Shingles cases on the rise
Courtny Gerrish, Stephanie Graham
College life for Caroline Radaj was fun, but stressful. That was before she ended up with a painful case of shingles.
"It felt like either I had a pinched nerve or that just someone was constantly stabbing me," Caroline recalls.
When a rash popped up on top of the pain, an internet search led her to the diagnosis. A campus doctor confirmed it, though even they seemed stunned.
"It's something that happens in older people, so for it to happen to a young college student they were a little bit baffled at that," Caroline says.
In fact, lots of people are surprised to hear of someone in college suffering from shingles, but researchers say cases are up six fold across all age groups, and college kids are no exception.
Dr. Barbara Yawn, is an FAAFP shingles study author. She explains, "Instead of maybe one every three or four months, you may be having two or three each month in the college and that stands out."
Dr. Yawn authored a study on shingles recurrences. She says it's tough for someone in college already stressed out to miss class because of shingles. Technically, they're not contagious, but it can be agonizing. Researchers don't know why it's on the rise.
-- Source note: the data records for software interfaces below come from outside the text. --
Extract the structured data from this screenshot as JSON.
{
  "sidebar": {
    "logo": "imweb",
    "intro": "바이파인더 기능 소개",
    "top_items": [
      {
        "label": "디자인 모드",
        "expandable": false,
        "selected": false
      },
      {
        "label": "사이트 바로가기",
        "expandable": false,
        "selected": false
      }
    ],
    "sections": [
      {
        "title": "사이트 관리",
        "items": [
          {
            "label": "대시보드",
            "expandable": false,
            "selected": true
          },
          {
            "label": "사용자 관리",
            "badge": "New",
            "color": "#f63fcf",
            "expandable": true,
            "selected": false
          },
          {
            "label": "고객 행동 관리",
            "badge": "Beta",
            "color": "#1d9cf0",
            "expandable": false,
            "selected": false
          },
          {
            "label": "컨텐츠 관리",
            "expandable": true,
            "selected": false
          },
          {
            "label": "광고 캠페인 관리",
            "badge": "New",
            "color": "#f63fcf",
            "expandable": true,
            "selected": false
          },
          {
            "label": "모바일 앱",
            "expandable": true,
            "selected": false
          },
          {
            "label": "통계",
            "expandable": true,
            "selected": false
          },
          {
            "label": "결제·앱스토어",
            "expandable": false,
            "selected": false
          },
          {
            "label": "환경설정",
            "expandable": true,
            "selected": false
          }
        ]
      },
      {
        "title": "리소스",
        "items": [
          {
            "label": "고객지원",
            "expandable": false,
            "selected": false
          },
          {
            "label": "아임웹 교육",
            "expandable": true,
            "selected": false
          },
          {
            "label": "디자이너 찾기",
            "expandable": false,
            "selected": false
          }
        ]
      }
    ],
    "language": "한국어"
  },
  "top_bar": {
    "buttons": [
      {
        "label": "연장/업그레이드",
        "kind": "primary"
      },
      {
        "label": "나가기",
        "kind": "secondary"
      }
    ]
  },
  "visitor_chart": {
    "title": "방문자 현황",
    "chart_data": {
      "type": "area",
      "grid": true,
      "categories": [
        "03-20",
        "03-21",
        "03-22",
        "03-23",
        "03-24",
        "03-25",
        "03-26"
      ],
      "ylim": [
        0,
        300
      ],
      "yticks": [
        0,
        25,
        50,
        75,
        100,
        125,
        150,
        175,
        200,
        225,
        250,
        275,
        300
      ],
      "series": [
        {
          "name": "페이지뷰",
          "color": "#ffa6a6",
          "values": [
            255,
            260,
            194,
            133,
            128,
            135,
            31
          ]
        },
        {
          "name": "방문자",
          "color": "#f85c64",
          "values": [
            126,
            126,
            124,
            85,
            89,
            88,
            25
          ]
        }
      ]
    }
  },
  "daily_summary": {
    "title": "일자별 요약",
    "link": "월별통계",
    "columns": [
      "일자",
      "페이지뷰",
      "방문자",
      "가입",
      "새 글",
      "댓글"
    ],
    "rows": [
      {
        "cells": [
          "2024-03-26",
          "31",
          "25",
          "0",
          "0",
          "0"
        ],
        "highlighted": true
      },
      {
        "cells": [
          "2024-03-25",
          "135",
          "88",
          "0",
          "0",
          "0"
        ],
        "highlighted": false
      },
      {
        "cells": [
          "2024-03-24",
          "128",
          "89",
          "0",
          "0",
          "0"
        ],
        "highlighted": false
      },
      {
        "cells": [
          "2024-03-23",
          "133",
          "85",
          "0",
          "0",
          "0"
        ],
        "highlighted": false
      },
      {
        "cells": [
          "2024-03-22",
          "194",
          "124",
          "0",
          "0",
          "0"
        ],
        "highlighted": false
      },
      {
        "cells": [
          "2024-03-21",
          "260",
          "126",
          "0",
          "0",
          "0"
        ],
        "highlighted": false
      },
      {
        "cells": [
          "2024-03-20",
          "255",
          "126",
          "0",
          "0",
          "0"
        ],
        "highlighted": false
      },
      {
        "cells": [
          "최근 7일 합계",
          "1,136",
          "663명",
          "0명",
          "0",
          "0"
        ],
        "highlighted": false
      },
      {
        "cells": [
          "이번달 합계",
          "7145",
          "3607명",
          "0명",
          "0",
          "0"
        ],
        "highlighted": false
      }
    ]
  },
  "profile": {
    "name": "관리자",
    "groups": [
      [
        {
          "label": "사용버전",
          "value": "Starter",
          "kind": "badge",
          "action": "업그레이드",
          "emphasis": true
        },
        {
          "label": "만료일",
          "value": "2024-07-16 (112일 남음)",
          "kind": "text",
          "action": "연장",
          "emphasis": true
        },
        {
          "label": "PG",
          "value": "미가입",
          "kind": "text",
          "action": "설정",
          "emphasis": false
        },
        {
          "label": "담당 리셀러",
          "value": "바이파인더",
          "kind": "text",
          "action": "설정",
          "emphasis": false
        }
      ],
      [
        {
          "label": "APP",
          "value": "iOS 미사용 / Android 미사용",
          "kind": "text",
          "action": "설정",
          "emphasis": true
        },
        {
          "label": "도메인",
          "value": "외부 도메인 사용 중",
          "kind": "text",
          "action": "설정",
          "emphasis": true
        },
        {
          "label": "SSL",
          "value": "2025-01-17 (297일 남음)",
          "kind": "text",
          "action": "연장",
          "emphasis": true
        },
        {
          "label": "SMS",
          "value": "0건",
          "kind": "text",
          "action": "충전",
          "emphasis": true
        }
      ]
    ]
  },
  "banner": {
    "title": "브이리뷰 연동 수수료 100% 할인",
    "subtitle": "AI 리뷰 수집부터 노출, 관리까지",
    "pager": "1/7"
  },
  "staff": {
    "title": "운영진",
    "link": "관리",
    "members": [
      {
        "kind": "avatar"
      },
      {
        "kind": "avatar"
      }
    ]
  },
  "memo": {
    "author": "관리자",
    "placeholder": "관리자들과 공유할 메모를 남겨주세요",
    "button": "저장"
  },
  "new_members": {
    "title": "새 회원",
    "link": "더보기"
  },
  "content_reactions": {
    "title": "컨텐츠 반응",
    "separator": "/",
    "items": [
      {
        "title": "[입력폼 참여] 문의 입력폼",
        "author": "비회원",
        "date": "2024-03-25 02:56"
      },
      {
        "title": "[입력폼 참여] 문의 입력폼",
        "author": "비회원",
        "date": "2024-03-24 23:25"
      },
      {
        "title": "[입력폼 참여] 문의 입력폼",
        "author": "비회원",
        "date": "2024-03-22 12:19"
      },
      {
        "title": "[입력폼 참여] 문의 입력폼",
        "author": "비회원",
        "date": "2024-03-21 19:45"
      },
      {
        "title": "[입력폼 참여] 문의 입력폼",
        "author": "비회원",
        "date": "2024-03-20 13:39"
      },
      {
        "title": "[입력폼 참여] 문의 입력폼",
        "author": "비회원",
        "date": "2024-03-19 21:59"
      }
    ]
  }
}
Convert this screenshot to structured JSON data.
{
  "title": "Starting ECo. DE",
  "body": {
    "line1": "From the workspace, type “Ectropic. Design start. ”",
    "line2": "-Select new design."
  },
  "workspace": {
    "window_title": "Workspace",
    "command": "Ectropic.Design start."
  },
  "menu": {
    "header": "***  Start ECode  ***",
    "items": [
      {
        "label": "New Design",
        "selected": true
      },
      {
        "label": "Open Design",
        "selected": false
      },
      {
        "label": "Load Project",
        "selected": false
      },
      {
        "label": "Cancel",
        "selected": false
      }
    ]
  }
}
"We've looked at several factors like are there more people that are immuno-suppressed, uh was it around the time the chicken pox vaccine in children? That isn't true. Did it have to do with when antivirals were introduced? No. Does it have to do with more people coming to the doctor when they have shingles? Well, a six-fold increase is a little hard to believe for that. So, we're actually right back where we started. We don't know," Dr. Yawn admits.
Dr. Yawn also doesn't know if these younger shingles sufferers will get it again and again. "If you got your first at 80 its not very long till you won't have to worry about it. But if you get your first episode of shingles at 18 or 20, you've got another 60-70 years that you're at risk and our data suggests that the risk of recurrence is higher than the risk of occurrence."
Well, what can they do about it? A vaccine exists, but can currently only be used on people 50 and older.
"So we really don't have anything to offer these people," Dr. Yawn says.
That's not much comfort to Caroline and others like her. "Hopefully I don't get it again."
Researchers expect that the numbers of younger people getting shingles should start to drop, since many of those students received the chicken pox vaccine. You must have already had chicken pox in order to get shingles.